> PROVIDED RECORDS
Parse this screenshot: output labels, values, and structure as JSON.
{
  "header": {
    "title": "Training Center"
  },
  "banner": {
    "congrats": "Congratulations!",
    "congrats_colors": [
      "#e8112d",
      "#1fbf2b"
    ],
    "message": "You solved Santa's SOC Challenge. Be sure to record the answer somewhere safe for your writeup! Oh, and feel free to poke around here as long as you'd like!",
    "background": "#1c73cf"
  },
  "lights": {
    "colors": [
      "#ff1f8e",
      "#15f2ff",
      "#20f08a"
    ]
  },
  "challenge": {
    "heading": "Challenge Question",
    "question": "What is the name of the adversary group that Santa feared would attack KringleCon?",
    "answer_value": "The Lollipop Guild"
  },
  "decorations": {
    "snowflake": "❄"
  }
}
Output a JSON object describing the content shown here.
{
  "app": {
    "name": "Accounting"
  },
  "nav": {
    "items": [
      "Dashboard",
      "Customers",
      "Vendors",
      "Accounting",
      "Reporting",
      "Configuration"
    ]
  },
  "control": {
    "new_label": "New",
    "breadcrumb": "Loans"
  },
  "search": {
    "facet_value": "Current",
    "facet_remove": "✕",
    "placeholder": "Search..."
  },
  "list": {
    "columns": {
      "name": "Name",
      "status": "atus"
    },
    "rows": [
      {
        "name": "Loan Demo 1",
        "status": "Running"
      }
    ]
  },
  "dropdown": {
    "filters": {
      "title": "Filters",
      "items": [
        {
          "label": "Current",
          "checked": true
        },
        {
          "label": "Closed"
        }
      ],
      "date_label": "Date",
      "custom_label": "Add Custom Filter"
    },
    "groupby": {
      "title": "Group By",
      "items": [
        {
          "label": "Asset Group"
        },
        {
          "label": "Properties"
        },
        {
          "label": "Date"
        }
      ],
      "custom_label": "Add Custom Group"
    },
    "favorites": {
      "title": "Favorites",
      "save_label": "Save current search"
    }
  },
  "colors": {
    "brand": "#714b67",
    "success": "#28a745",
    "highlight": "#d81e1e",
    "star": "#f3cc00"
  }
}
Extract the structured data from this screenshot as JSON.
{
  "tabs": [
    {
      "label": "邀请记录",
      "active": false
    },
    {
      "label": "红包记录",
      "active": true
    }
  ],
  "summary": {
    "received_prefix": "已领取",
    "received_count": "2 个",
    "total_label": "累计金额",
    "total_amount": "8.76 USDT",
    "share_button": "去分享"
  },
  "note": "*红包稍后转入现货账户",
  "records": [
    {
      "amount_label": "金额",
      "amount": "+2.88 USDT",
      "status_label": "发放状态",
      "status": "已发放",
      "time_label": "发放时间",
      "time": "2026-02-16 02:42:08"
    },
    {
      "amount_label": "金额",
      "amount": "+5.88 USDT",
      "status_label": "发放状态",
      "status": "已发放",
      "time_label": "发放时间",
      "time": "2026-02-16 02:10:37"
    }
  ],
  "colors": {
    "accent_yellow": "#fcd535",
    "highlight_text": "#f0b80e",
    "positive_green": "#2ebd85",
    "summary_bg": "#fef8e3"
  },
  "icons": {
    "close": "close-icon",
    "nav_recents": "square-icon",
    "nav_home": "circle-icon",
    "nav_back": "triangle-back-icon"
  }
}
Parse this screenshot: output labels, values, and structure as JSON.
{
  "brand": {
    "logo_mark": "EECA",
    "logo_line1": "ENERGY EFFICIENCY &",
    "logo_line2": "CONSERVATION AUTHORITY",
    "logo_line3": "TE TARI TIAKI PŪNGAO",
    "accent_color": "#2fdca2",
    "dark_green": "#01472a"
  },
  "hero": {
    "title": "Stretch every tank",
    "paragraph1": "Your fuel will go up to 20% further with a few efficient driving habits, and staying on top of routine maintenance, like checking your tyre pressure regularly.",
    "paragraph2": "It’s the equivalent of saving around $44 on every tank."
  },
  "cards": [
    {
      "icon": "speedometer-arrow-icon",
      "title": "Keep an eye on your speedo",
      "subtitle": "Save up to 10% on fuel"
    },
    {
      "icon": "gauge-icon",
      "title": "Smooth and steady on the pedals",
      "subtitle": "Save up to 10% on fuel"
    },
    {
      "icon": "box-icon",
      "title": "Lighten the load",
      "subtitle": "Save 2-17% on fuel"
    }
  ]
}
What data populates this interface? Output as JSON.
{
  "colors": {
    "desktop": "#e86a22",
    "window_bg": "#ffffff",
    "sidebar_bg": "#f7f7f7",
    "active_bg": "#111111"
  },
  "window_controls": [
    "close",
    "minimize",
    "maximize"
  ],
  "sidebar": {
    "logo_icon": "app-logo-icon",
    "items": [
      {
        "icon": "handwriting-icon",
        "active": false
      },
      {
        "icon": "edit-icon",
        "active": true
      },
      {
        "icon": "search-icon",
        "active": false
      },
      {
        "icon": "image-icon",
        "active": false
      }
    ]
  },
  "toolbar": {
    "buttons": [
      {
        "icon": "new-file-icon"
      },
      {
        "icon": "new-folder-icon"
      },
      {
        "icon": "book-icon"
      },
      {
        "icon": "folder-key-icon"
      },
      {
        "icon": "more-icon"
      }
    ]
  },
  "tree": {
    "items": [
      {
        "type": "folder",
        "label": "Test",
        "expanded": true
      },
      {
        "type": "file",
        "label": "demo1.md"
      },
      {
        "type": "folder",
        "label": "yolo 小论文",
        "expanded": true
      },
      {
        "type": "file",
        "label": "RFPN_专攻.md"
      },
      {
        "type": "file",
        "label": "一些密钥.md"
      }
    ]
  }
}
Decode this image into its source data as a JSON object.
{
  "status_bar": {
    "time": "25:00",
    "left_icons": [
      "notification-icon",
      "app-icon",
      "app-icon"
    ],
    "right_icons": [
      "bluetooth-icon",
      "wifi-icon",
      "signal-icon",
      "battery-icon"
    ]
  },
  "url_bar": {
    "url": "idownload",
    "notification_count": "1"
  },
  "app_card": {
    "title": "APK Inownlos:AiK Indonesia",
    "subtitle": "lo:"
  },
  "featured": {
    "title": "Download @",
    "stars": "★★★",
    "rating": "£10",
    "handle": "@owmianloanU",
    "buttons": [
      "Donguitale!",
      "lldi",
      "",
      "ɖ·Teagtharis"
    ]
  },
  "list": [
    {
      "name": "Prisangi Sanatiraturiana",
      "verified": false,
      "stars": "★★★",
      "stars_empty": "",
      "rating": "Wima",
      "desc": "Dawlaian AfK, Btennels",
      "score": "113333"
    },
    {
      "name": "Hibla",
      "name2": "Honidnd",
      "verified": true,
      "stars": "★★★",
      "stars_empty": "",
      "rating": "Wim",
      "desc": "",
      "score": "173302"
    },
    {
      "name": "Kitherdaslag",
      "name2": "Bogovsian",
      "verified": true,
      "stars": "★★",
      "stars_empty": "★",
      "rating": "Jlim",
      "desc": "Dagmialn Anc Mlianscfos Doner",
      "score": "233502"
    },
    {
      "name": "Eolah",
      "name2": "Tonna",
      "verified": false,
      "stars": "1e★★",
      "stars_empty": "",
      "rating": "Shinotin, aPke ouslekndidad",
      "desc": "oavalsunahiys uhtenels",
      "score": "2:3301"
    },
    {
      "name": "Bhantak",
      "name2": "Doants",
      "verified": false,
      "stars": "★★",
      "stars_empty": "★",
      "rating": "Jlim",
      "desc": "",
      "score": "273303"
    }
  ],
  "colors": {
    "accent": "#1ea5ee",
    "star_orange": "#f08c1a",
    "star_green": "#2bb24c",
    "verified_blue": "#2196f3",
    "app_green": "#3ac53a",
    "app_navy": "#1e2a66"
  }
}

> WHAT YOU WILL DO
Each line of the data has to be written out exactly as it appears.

> ANSWER TO THE PROBLEM
Parse this screenshot: output labels, values, and structure as JSON.
{
  "header": {
    "title": "Training Center"
  },
  "banner": {
    "congrats": "Congratulations!",
    "congrats_colors": [
      "#e8112d",
      "#1fbf2b"
    ],
    "message": "You solved Santa's SOC Challenge. Be sure to record the answer somewhere safe for your writeup! Oh, and feel free to poke around here as long as you'd like!",
    "background": "#1c73cf"
  },
  "lights": {
    "colors": [
      "#ff1f8e",
      "#15f2ff",
      "#20f08a"
    ]
  },
  "challenge": {
    "heading": "Challenge Question",
    "question": "What is the name of the adversary group that Santa feared would attack KringleCon?",
    "answer_value": "The Lollipop Guild"
  },
  "decorations": {
    "snowflake": "❄"
  }
}
Output a JSON object describing the content shown here.
{
  "app": {
    "name": "Accounting"
  },
  "nav": {
    "items": [
      "Dashboard",
      "Customers",
      "Vendors",
      "Accounting",
      "Reporting",
      "Configuration"
    ]
  },
  "control": {
    "new_label": "New",
    "breadcrumb": "Loans"
  },
  "search": {
    "facet_value": "Current",
    "facet_remove": "✕",
    "placeholder": "Search..."
  },
  "list": {
    "columns": {
      "name": "Name",
      "status": "atus"
    },
    "rows": [
      {
        "name": "Loan Demo 1",
        "status": "Running"
      }
    ]
  },
  "dropdown": {
    "filters": {
      "title": "Filters",
      "items": [
        {
          "label": "Current",
          "checked": true
        },
        {
          "label": "Closed"
        }
      ],
      "date_label": "Date",
      "custom_label": "Add Custom Filter"
    },
    "groupby": {
      "title": "Group By",
      "items": [
        {
          "label": "Asset Group"
        },
        {
          "label": "Properties"
        },
        {
          "label": "Date"
        }
      ],
      "custom_label": "Add Custom Group"
    },
    "favorites": {
      "title": "Favorites",
      "save_label": "Save current search"
    }
  },
  "colors": {
    "brand": "#714b67",
    "success": "#28a745",
    "highlight": "#d81e1e",
    "star": "#f3cc00"
  }
}
Extract the structured data from this screenshot as JSON.
{
  "tabs": [
    {
      "label": "邀请记录",
      "active": false
    },
    {
      "label": "红包记录",
      "active": true
    }
  ],
  "summary": {
    "received_prefix": "已领取",
    "received_count": "2 个",
    "total_label": "累计金额",
    "total_amount": "8.76 USDT",
    "share_button": "去分享"
  },
  "note": "*红包稍后转入现货账户",
  "records": [
    {
      "amount_label": "金额",
      "amount": "+2.88 USDT",
      "status_label": "发放状态",
      "status": "已发放",
      "time_label": "发放时间",
      "time": "2026-02-16 02:42:08"
    },
    {
      "amount_label": "金额",
      "amount": "+5.88 USDT",
      "status_label": "发放状态",
      "status": "已发放",
      "time_label": "发放时间",
      "time": "2026-02-16 02:10:37"
    }
  ],
  "colors": {
    "accent_yellow": "#fcd535",
    "highlight_text": "#f0b80e",
    "positive_green": "#2ebd85",
    "summary_bg": "#fef8e3"
  },
  "icons": {
    "close": "close-icon",
    "nav_recents": "square-icon",
    "nav_home": "circle-icon",
    "nav_back": "triangle-back-icon"
  }
}
Parse this screenshot: output labels, values, and structure as JSON.
{
  "brand": {
    "logo_mark": "EECA",
    "logo_line1": "ENERGY EFFICIENCY &",
    "logo_line2": "CONSERVATION AUTHORITY",
    "logo_line3": "TE TARI TIAKI PŪNGAO",
    "accent_color": "#2fdca2",
    "dark_green": "#01472a"
  },
  "hero": {
    "title": "Stretch every tank",
    "paragraph1": "Your fuel will go up to 20% further with a few efficient driving habits, and staying on top of routine maintenance, like checking your tyre pressure regularly.",
    "paragraph2": "It’s the equivalent of saving around $44 on every tank."
  },
  "cards": [
    {
      "icon": "speedometer-arrow-icon",
      "title": "Keep an eye on your speedo",
      "subtitle": "Save up to 10% on fuel"
    },
    {
      "icon": "gauge-icon",
      "title": "Smooth and steady on the pedals",
      "subtitle": "Save up to 10% on fuel"
    },
    {
      "icon": "box-icon",
      "title": "Lighten the load",
      "subtitle": "Save 2-17% on fuel"
    }
  ]
}
What data populates this interface? Output as JSON.
{
  "colors": {
    "desktop": "#e86a22",
    "window_bg": "#ffffff",
    "sidebar_bg": "#f7f7f7",
    "active_bg": "#111111"
  },
  "window_controls": [
    "close",
    "minimize",
    "maximize"
  ],
  "sidebar": {
    "logo_icon": "app-logo-icon",
    "items": [
      {
        "icon": "handwriting-icon",
        "active": false
      },
      {
        "icon": "edit-icon",
        "active": true
      },
      {
        "icon": "search-icon",
        "active": false
      },
      {
        "icon": "image-icon",
        "active": false
      }
    ]
  },
  "toolbar": {
    "buttons": [
      {
        "icon": "new-file-icon"
      },
      {
        "icon": "new-folder-icon"
      },
      {
        "icon": "book-icon"
      },
      {
        "icon": "folder-key-icon"
      },
      {
        "icon": "more-icon"
      }
    ]
  },
  "tree": {
    "items": [
      {
        "type": "folder",
        "label": "Test",
        "expanded": true
      },
      {
        "type": "file",
        "label": "demo1.md"
      },
      {
        "type": "folder",
        "label": "yolo 小论文",
        "expanded": true
      },
      {
        "type": "file",
        "label": "RFPN_专攻.md"
      },
      {
        "type": "file",
        "label": "一些密钥.md"
      }
    ]
  }
}
Decode this image into its source data as a JSON object.
{
  "status_bar": {
    "time": "25:00",
    "left_icons": [
      "notification-icon",
      "app-icon",
      "app-icon"
    ],
    "right_icons": [
      "bluetooth-icon",
      "wifi-icon",
      "signal-icon",
      "battery-icon"
    ]
  },
  "url_bar": {
    "url": "idownload",
    "notification_count": "1"
  },
  "app_card": {
    "title": "APK Inownlos:AiK Indonesia",
    "subtitle": "lo:"
  },
  "featured": {
    "title": "Download @",
    "stars": "★★★",
    "rating": "£10",
    "handle": "@owmianloanU",
    "buttons": [
      "Donguitale!",
      "lldi",
      "",
      "ɖ·Teagtharis"
    ]
  },
  "list": [
    {
      "name": "Prisangi Sanatiraturiana",
      "verified": false,
      "stars": "★★★",
      "stars_empty": "",
      "rating": "Wima",
      "desc": "Dawlaian AfK, Btennels",
      "score": "113333"
    },
    {
      "name": "Hibla",
      "name2": "Honidnd",
      "verified": true,
      "stars": "★★★",
      "stars_empty": "",
      "rating": "Wim",
      "desc": "",
      "score": "173302"
    },
    {
      "name": "Kitherdaslag",
      "name2": "Bogovsian",
      "verified": true,
      "stars": "★★",
      "stars_empty": "★",
      "rating": "Jlim",
      "desc": "Dagmialn Anc Mlianscfos Doner",
      "score": "233502"
    },
    {
      "name": "Eolah",
      "name2": "Tonna",
      "verified": false,
      "stars": "1e★★",
      "stars_empty": "",
      "rating": "Shinotin, aPke ouslekndidad",
      "desc": "oavalsunahiys uhtenels",
      "score": "2:3301"
    },
    {
      "name": "Bhantak",
      "name2": "Doants",
      "verified": false,
      "stars": "★★",
      "stars_empty": "★",
      "rating": "Jlim",
      "desc": "",
      "score": "273303"
    }
  ],
  "colors": {
    "accent": "#1ea5ee",
    "star_orange": "#f08c1a",
    "star_green": "#2bb24c",
    "verified_blue": "#2196f3",
    "app_green": "#3ac53a",
    "app_navy": "#1e2a66"
  }
}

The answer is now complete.